Telefactoring of robots is
already used in another hostile environment. Robots are being used for deep sea
exploration and repair, and the form of these may give us some idea what
Astrobots may look like. An astrobot doesn't really need two legs. Propulsion
can be by jets or brachiating with the arms like an ape. Without legs the body
is more compact and can go places that a man can't. An additional single grabber
or "prehensile tail" may be useful to anchor the robot. Some Deep sea
robotic systems have used air jets to synthesise a sense of touch for the
operator, and in a space environment lasers can be used to scan a surface to
"feel" its texture. Astrobots may look a lot like a smaller version of
the pods in
New Russian Arms
is a new grenade launcher of Russian manufacture that should be of interest to
you. Please visit http://www.shipunov.com/shipunov-e/str/grenades/gm94.htm.
F. Marcos (Portugal)
You mention a "short .338 LM assault rifle". This is not
possible. There's a reason that rifle pictured of has a muzzle
break. You need one on a .338 rifle. Even with a muzzle break, it would be a
pain to shoot from the shoulder. It's a very high powered round, on a par with
.50 BMG. A shorter barrel would only increase this.
Ed: I agree that a .338 assault rifle would kick a
great deal, so semi-auto may be best. Its noise would certainly intimidate
an enemy. The 5.56mm is nice for a carbine, not a rifle.
I just read your ROTC editorial and you are right on. ROTC is extremely wasteful. As a recent ROTC commissioned (Army), I am appalled at the level of waste that takes place in these units. The cadre at my battalion basically had high-paying "do nothing" jobs. I was a "Gold Bar Recruiter" during the summer, where I was paid in excess of three thousand dollars a month to essentially do nothing.
Now that I am in OBC with a number of OCS-commissioned LTs, I wonder why the services even have ROTC or the academies any more. Every one of the OCS grads that I met so far is very mature and highly competent in comparison to the ROTC or USMA grads. The average OCS grad is a few years older (25-30 for OCS as opposed to 22-24 for ROTC/USMA) and most have extensive prior military service (as opposed to very little prior service for ROTC/USMA grads).
I think that the military should just get rid of ROTC (and dare I say - the academies too) and just go straight OCS. They can expand the OCS program and a ton of money will be saved when ROTC and the academies are disbanded. The services should hash out if candidates should have prior enlisted service. Please do not disclose my name
Ed: A young officer offers a way to save the US Army millions of dollars, yet is fearful of having his name published. Has the US Army become the Soviet Army?
National Guard Urban InfantryWhen the 66th Brigade, Illinois ARNG deployed overseas to Germany the last few years, they were primarily MP's used in security role. That was what they were trained for. And since this is a light infantry brigade, their troops are ideally suited for security roles, whatever the nature. I think they are not far behind in this concept, or already may be ahead of the curve, as they say.
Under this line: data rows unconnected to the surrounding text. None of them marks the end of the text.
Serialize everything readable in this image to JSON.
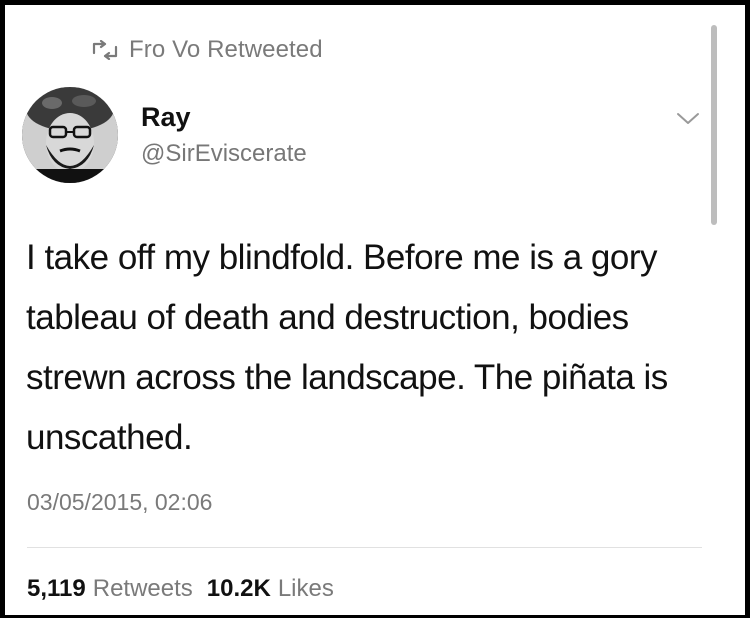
{
  "context": {
    "retweeted_by": "Fro Vo Retweeted",
    "retweet_icon": "retweet-icon"
  },
  "author": {
    "name": "Ray",
    "handle": "@SirEviscerate",
    "avatar_icon": "user-avatar"
  },
  "tweet": {
    "text": "I take off my blindfold. Before me is a gory tableau of death and destruction, bodies strewn across the landscape. The piñata is unscathed.",
    "timestamp": "03/05/2015, 02:06",
    "menu_icon": "chevron-down-icon"
  },
  "stats": {
    "retweets_count": "5,119",
    "retweets_label": "Retweets",
    "likes_count": "10.2K",
    "likes_label": "Likes"
  },
  "colors": {
    "frame": "#000000",
    "background": "#ffffff",
    "text_primary": "#111111",
    "text_secondary": "#7a7a7a"
  }
}
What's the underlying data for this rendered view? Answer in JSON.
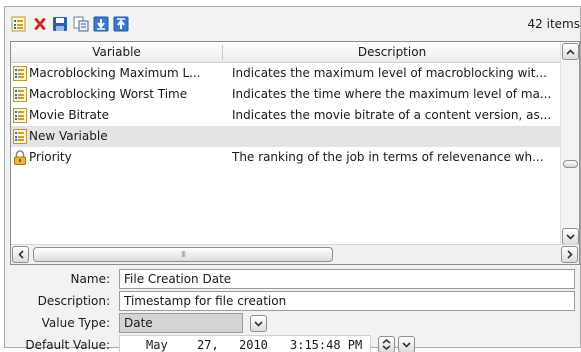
{
  "toolbar": {
    "buttons": [
      {
        "name": "new-variable-button",
        "icon": "variable-add-icon"
      },
      {
        "name": "delete-button",
        "icon": "red-x-icon"
      },
      {
        "name": "save-button",
        "icon": "floppy-disk-icon"
      },
      {
        "name": "copy-button",
        "icon": "copy-icon"
      },
      {
        "name": "import-button",
        "icon": "import-arrow-icon"
      },
      {
        "name": "export-button",
        "icon": "export-arrow-icon"
      }
    ],
    "item_count": "42 items"
  },
  "table": {
    "columns": [
      "Variable",
      "Description"
    ],
    "rows": [
      {
        "icon": "list-variable-icon",
        "name": "Macroblocking Maximum L...",
        "description": "Indicates the maximum level of macroblocking wit..."
      },
      {
        "icon": "list-variable-icon",
        "name": "Macroblocking Worst Time",
        "description": "Indicates the time where the maximum level of ma..."
      },
      {
        "icon": "list-variable-icon",
        "name": "Movie Bitrate",
        "description": "Indicates the movie bitrate of a content version, as..."
      },
      {
        "icon": "list-variable-icon",
        "name": "New Variable",
        "description": "",
        "selected": true
      },
      {
        "icon": "lock-icon",
        "name": "Priority",
        "description": "The ranking of the job in terms of relevenance wh..."
      }
    ],
    "hscroll_grip": "III"
  },
  "form": {
    "name_label": "Name:",
    "name_value": "File Creation Date",
    "description_label": "Description:",
    "description_value": "Timestamp for file creation",
    "value_type_label": "Value Type:",
    "value_type_value": "Date",
    "default_value_label": "Default Value:",
    "default_value": {
      "month": "May",
      "day": "27,",
      "year": "2010",
      "time": "3:15:48 PM"
    }
  },
  "colors": {
    "delete_red": "#d9262b",
    "icon_blue": "#2d6fc7",
    "selected_row": "#e4e4e4"
  }
}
appreciated the detailed descriptions of real-world scenarios in this article.
However I found the "Author's Comments" sections not so realistic.
The author Lester Grau seems to forget that the convoy is operating in a hostile
environment and does not have infinite resources available to protect it.